I've asked before as to what propositions count as meaningful, and, as some commentators and responders helpfully pointed out, 'meaning' and 'propositions' appear to be identical entities in the philosophical jargon. So I've decided to ask a new question and it is this: What are the propositions (or what is the meaning of sentences)? Is there a formal way of defining propositions? Or are they defined ostensibly only?
I'm not aware of a formal definition of proposition, and the issue is highly contentious, but one way to think about them is as follows. Take a sentence like "Clarissa is a fish". You can believe this, as in the sentence, "I believe Clarissa is a fish". You can hope it: "I hope Clarissa is a fish." You can doubt it: "I doubt Clarissa is a fish". These are various different propositional attitudes you take toward the proposition, but through them all the proposition is one and the same.
You can also say the sentence today and/or tomorrow.
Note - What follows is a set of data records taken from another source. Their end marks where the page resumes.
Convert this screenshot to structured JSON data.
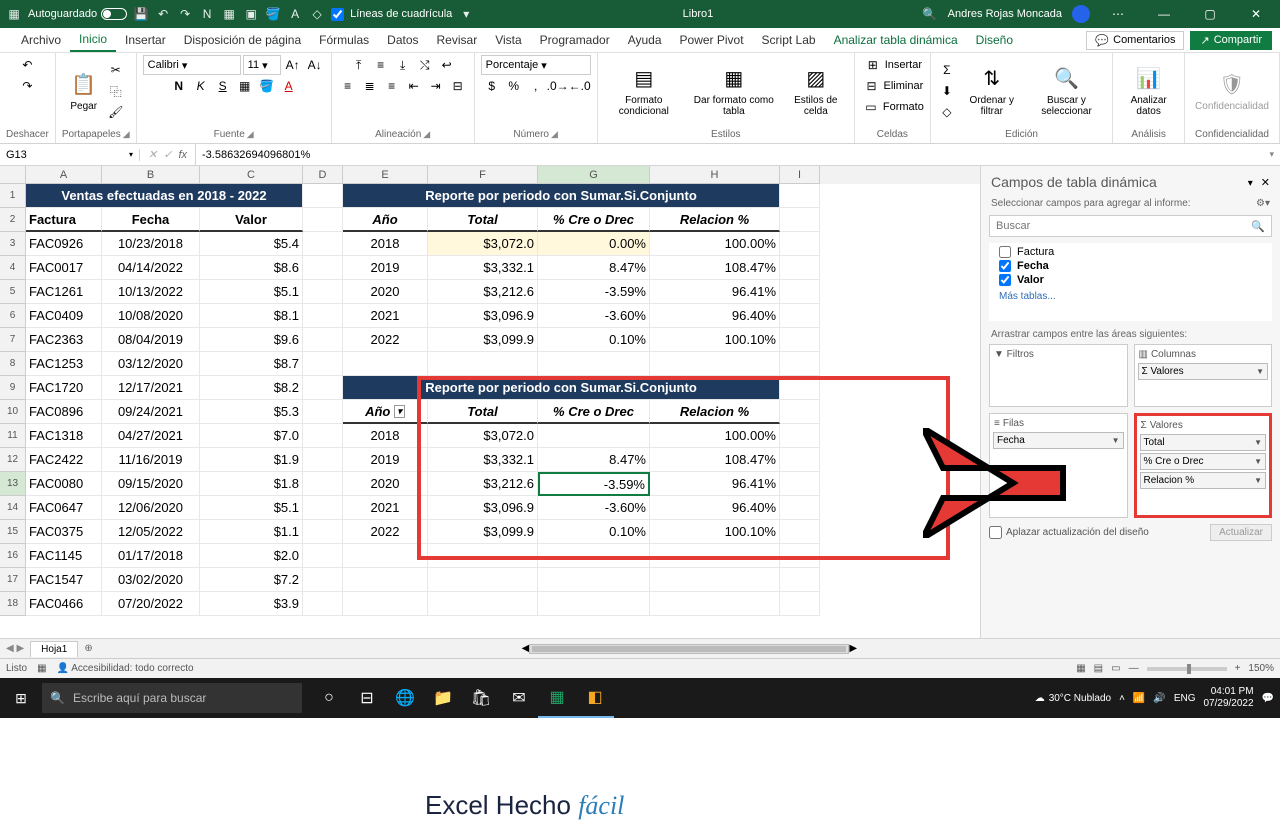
{
  "title": {
    "autosave": "Autoguardado",
    "gridlines": "Líneas de cuadrícula",
    "book": "Libro1",
    "user": "Andres Rojas Moncada"
  },
  "tabs": [
    "Archivo",
    "Inicio",
    "Insertar",
    "Disposición de página",
    "Fórmulas",
    "Datos",
    "Revisar",
    "Vista",
    "Programador",
    "Ayuda",
    "Power Pivot",
    "Script Lab",
    "Analizar tabla dinámica",
    "Diseño"
  ],
  "ribbon": {
    "comments": "Comentarios",
    "share": "Compartir",
    "undo": "Deshacer",
    "clipboard": "Portapapeles",
    "paste": "Pegar",
    "font": "Fuente",
    "font_name": "Calibri",
    "font_size": "11",
    "alignment": "Alineación",
    "number": "Número",
    "number_fmt": "Porcentaje",
    "styles": "Estilos",
    "cond": "Formato condicional",
    "table": "Dar formato como tabla",
    "cellstyles": "Estilos de celda",
    "cells": "Celdas",
    "insert": "Insertar",
    "delete": "Eliminar",
    "format": "Formato",
    "editing": "Edición",
    "sortfilter": "Ordenar y filtrar",
    "find": "Buscar y seleccionar",
    "analysis": "Análisis",
    "analyze": "Analizar datos",
    "sensitivity_label": "Confidencialidad",
    "sensitivity": "Confidencialidad"
  },
  "fbar": {
    "cell": "G13",
    "formula": "-3.58632694096801%"
  },
  "cols": [
    "A",
    "B",
    "C",
    "D",
    "E",
    "F",
    "G",
    "H",
    "I"
  ],
  "ventas": {
    "title": "Ventas efectuadas en 2018 - 2022",
    "hdr": {
      "a": "Factura",
      "b": "Fecha",
      "c": "Valor"
    },
    "rows": [
      [
        "FAC0926",
        "10/23/2018",
        "$5.4"
      ],
      [
        "FAC0017",
        "04/14/2022",
        "$8.6"
      ],
      [
        "FAC1261",
        "10/13/2022",
        "$5.1"
      ],
      [
        "FAC0409",
        "10/08/2020",
        "$8.1"
      ],
      [
        "FAC2363",
        "08/04/2019",
        "$9.6"
      ],
      [
        "FAC1253",
        "03/12/2020",
        "$8.7"
      ],
      [
        "FAC1720",
        "12/17/2021",
        "$8.2"
      ],
      [
        "FAC0896",
        "09/24/2021",
        "$5.3"
      ],
      [
        "FAC1318",
        "04/27/2021",
        "$7.0"
      ],
      [
        "FAC2422",
        "11/16/2019",
        "$1.9"
      ],
      [
        "FAC0080",
        "09/15/2020",
        "$1.8"
      ],
      [
        "FAC0647",
        "12/06/2020",
        "$5.1"
      ],
      [
        "FAC0375",
        "12/05/2022",
        "$1.1"
      ],
      [
        "FAC1145",
        "01/17/2018",
        "$2.0"
      ],
      [
        "FAC1547",
        "03/02/2020",
        "$7.2"
      ],
      [
        "FAC0466",
        "07/20/2022",
        "$3.9"
      ]
    ]
  },
  "report1": {
    "title": "Reporte por periodo con Sumar.Si.Conjunto",
    "hdr": {
      "e": "Año",
      "f": "Total",
      "g": "% Cre o Drec",
      "h": "Relacion %"
    },
    "rows": [
      [
        "2018",
        "$3,072.0",
        "0.00%",
        "100.00%"
      ],
      [
        "2019",
        "$3,332.1",
        "8.47%",
        "108.47%"
      ],
      [
        "2020",
        "$3,212.6",
        "-3.59%",
        "96.41%"
      ],
      [
        "2021",
        "$3,096.9",
        "-3.60%",
        "96.40%"
      ],
      [
        "2022",
        "$3,099.9",
        "0.10%",
        "100.10%"
      ]
    ]
  },
  "report2": {
    "title": "Reporte por periodo con Sumar.Si.Conjunto",
    "hdr": {
      "e": "Año",
      "f": "Total",
      "g": "% Cre o Drec",
      "h": "Relacion %"
    },
    "rows": [
      [
        "2018",
        "$3,072.0",
        "",
        "100.00%"
      ],
      [
        "2019",
        "$3,332.1",
        "8.47%",
        "108.47%"
      ],
      [
        "2020",
        "$3,212.6",
        "-3.59%",
        "96.41%"
      ],
      [
        "2021",
        "$3,096.9",
        "-3.60%",
        "96.40%"
      ],
      [
        "2022",
        "$3,099.9",
        "0.10%",
        "100.10%"
      ]
    ]
  },
  "watermark": {
    "a": "Excel Hecho ",
    "b": "fácil"
  },
  "pane": {
    "title": "Campos de tabla dinámica",
    "sub": "Seleccionar campos para agregar al informe:",
    "search": "Buscar",
    "fields": [
      {
        "n": "Factura",
        "c": false
      },
      {
        "n": "Fecha",
        "c": true
      },
      {
        "n": "Valor",
        "c": true
      }
    ],
    "more": "Más tablas...",
    "drag": "Arrastrar campos entre las áreas siguientes:",
    "columns": "Columnas",
    "rows": "Filas",
    "values": "Valores",
    "col_item": "Σ Valores",
    "row_item": "Fecha",
    "val_items": [
      "Total",
      "% Cre o Drec",
      "Relacion %"
    ],
    "defer": "Aplazar actualización del diseño",
    "update": "Actualizar"
  },
  "sheet": {
    "name": "Hoja1"
  },
  "status": {
    "ready": "Listo",
    "acc": "Accesibilidad: todo correcto",
    "zoom": "150%"
  },
  "taskbar": {
    "search": "Escribe aquí para buscar",
    "weather": "30°C Nublado",
    "lang": "ENG",
    "time": "04:01 PM",
    "date": "07/29/2022"
  }
}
You can say it to your friend and/or to your teacher. You can write it down and/or say it. You can say it in English or translate it into German. The sentence is what changes in all these permutations but not the proposition.
In sum, the proposition is in effect the idealized content of the sentence, which is constant through time, place, translation, and propositional attitude. In this sense you can understand it as an abstraction from the sentences in which it occurs.
Well excuse the pseudo-philosophy BUT
A proposition is anything which I can express with a that in front, right?
I believe that, it is true that, that...
introducing a subordinate clause expressing a statement
It seems to me that this suggests a meta-language. e.g., if I think that A<->B then I am asserting not just a material equivalence, but a semantic (not syntactic) identity: such that it is always true in my language that A<->B.
- It is snowing iff there are snowflakes in the sky
- That it is snowing iff there are snowflakes in the sky
In 2 I am claiming the equivalence can be said in a metalanguage, that the the equivalence is "subordinate" to something else which can be expressed.
The supraordinate clause in 1 is augmented with THAT, and whatever it is which the that is about (e.g. I believe that) cannot be expressed without 1 [or something like it).
So in conclusion: a proposition is an expression which depends on some metalanguage.
I do not make a proposition